|Once you try this you will be hooked for life. It's name HaloX2|
Coming from a country where desserts are so commercialized I was at first taken back when introduced to desserts in the Philippines. I had some kind of barrier in my mind that if it did not come in a nicely printed package it must be of a lower grade. Boy was I wrong!
I discovered some wonderful addictive sweets during my time in the Philippines. Most likely responsible for a few kilo's of insulation around my waist! These scrumptious local creations are cheap, safe to eat and irresistible!
There is so much more than only taste that makes a food good. The atmosphere you eat it in also plays an important role in how it tastes to you. I have very distinct memories that accompany my experience of eating sweets in the Philippines. I am getting hungry just writing this! Here are some of my favorite irresistible desserts in the Philippines.
The first time I saw Lecheflan I thought I was being served the Italian dessert called "Cream Brulei". I was in a restaurant in the city of Tagaytay and had seen the picture on the menu. It was the only thing I was familar with. The carmalized looking dessert just sounded perfect for my mood as I looked out over the spectacular view of the Taal Vocano.

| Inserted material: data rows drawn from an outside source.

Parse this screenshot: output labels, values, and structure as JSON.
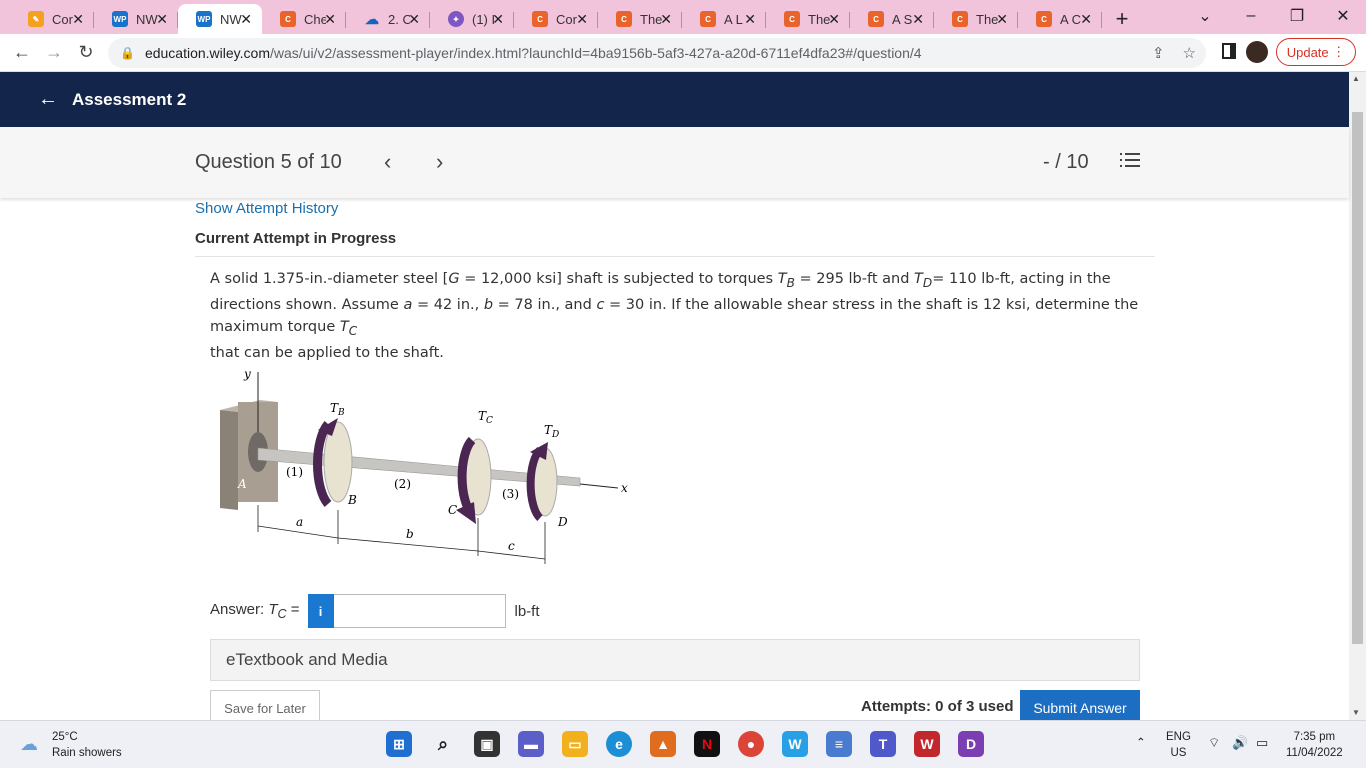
{
  "browser": {
    "tabs": [
      {
        "label": "Cor",
        "favicon": "pencil-icon"
      },
      {
        "label": "NW",
        "favicon": "wp-icon"
      },
      {
        "label": "NW",
        "favicon": "wp-icon",
        "active": true
      },
      {
        "label": "Che",
        "favicon": "c-icon"
      },
      {
        "label": "2. C",
        "favicon": "cloud-icon"
      },
      {
        "label": "(1) I",
        "favicon": "messenger-icon"
      },
      {
        "label": "Cor",
        "favicon": "c-icon"
      },
      {
        "label": "The",
        "favicon": "c-icon"
      },
      {
        "label": "A L",
        "favicon": "c-icon"
      },
      {
        "label": "The",
        "favicon": "c-icon"
      },
      {
        "label": "A S",
        "favicon": "c-icon"
      },
      {
        "label": "The",
        "favicon": "c-icon"
      },
      {
        "label": "A C",
        "favicon": "c-icon"
      }
    ],
    "url_host": "education.wiley.com",
    "url_path": "/was/ui/v2/assessment-player/index.html?launchId=4ba9156b-5af3-427a-a20d-6711ef4dfa23#/question/4",
    "update_label": "Update"
  },
  "header": {
    "title": "Assessment 2"
  },
  "question_bar": {
    "title": "Question 5 of 10",
    "score": "- / 10"
  },
  "content": {
    "attempt_history_link": "Show Attempt History",
    "current_attempt": "Current Attempt in Progress",
    "question_text_1": "A solid 1.375-in.-diameter steel [",
    "question_text_2": " = 12,000 ksi] shaft is subjected to torques ",
    "question_text_3": " = 295 lb-ft and ",
    "question_text_4": "= 110 lb-ft, acting in the directions shown. Assume ",
    "question_text_5": " = 42 in., ",
    "question_text_6": " = 78 in., and ",
    "question_text_7": " = 30 in. If the allowable shear stress in the shaft is 12 ksi, determine the maximum torque ",
    "question_text_8": "that can be applied to the shaft.",
    "answer_label": "Answer: ",
    "answer_var": "T",
    "answer_sub": "C",
    "answer_eq": " =",
    "answer_value": "",
    "answer_unit": "lb-ft",
    "etextbook": "eTextbook and Media",
    "save_later": "Save for Later",
    "attempts": "Attempts: 0 of 3 used",
    "submit": "Submit Answer"
  },
  "figure": {
    "labels": {
      "y": "y",
      "x": "x",
      "A": "A",
      "B": "B",
      "C": "C",
      "D": "D",
      "seg1": "(1)",
      "seg2": "(2)",
      "seg3": "(3)",
      "a": "a",
      "b": "b",
      "c": "c",
      "TB": "T",
      "TBsub": "B",
      "TC": "T",
      "TCsub": "C",
      "TD": "T",
      "TDsub": "D"
    }
  },
  "taskbar": {
    "temperature": "25°C",
    "weather": "Rain showers",
    "lang_1": "ENG",
    "lang_2": "US",
    "time": "7:35 pm",
    "date": "11/04/2022"
  }
}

When the smiling waitress brought me the Lecheflan I could not wait to dig in and try it out. I was expecting a hardened carmalized top like Cream Brulei but much to my surprise when I had sliced through it was soft. This is a melt in your mouth kind of dessert. And the portion is never enough that's for sure.
Lecheflan gives me memories of eating in Restaurants in the Philippines
|The most affordable dessert is called Ice Buko|
This is probably one of the more simpler delicacies in the Philippines that is affordable by most everyone. Sold in most small Sari Sari stores throughout the Philippines it usually costs no more than 5 pesos for a small bag of this frozen coconut splendor. Ice buko is a mix of condensed sweetened milk with shavings of white coconut inside. It is frozen typically in small poly bags and is quick and easy to eat. A perfect sweet treat on a hot day. A favorite amongst Filipino children of all ages and foreigners like my self who cannot say no!
Iced Buko gives me memories of children standing in front of sari sari stores in the Philippines
|Picture from filipinofoodrecipies.blogspot.com Yummy!|
My first experience eating Halo Halo was in a Chow King restaurant in Cebu City. I had actually seen it many times but I was not used to purple color ice cream so I had always passed on the opportunity. It was a blazing hot day in the summer of 2001 when I had gone to Cebu to help with a donation for a young girl from Samar. There I had taken her relatives out to Chow King to eat. I was literally sweating as I stood there and looked at the lighted picture of Halo Halo. The ice in the picture drew me into it. What could be better in a hot country than ice I thought? So I ordered Halo Halo for everyone.
For the westerner who might be used to traditional toppings like chocolate, caramel, strawberry Halo Halo might seem a bit bizarre are first. With things like coconut string, sweet beans, jack fruit and something called Ube it can be a bit overwhelming. But all it takes is one bite of this Halo Halo on a hot day and there is no turning back. The best thing about Halo Halo is that as you are eating it, it is constantly melting and mixing itself into an exotic blend to the point that you are literally drinking the last part of it. Don't pass this one up!
When I think of Halo Halo, I think of Chow King in the Philipines
|I can't wait to eat this one again. It's too good!|
No matter where I traveled in the Philippines this was available from the cities to the most remote mountain villages. I never realized how boring I used to eat my banana's until I discovered Bananaque. The first time I tried it I was sitting on my bulldozer nearly at the top of the second highest mountain in Cebu. I was helping to fix a landslide and was taking a much needed break. A lady came walking by and had a homemade woven basket with her. Inside there were banana leaves and on top of those were some odd shape tan colored "things". I had no idea what it was. Each piece had a stick through it. I thought maybe it was some kind of exotic meat at first. Then she picked one up and handed it to me. She said "Saging?" "Bananaque?". I knew the word saging meant Banana so I gladly accepted it. Wow! This is a Banana that is BBQ'd over a charcoal fire then marinated with margarine and brown sugar. Sometimes it's deep fried in cooking oil too. What a taste! I personally have never been able to eat only one and usually consume 3 or 4 of them at a time. It's readily available everywhere in the Philippines.
Bananaque brings back memories of being in remote places in the Philippines.
With every experience of eating sweets in the Philippines it brings back fond memories where I was at the time of the first bite. It is interesting to me as a foreigner who was quite rigid in my thinking concerning sweets, how I have changed so much to truly like something that looked strange at first.
There are many more sweets I had there like Buko Salad, Macapuno candies, Suman and Bibinka that I miss very much. My wife does her best to make these things for me when she finds the ingredients but truly it has been a long time. Subsequently the size of my waist has decreased too. LOL
Hope you are not too hungry! Kain Tayo! Kaon na ta!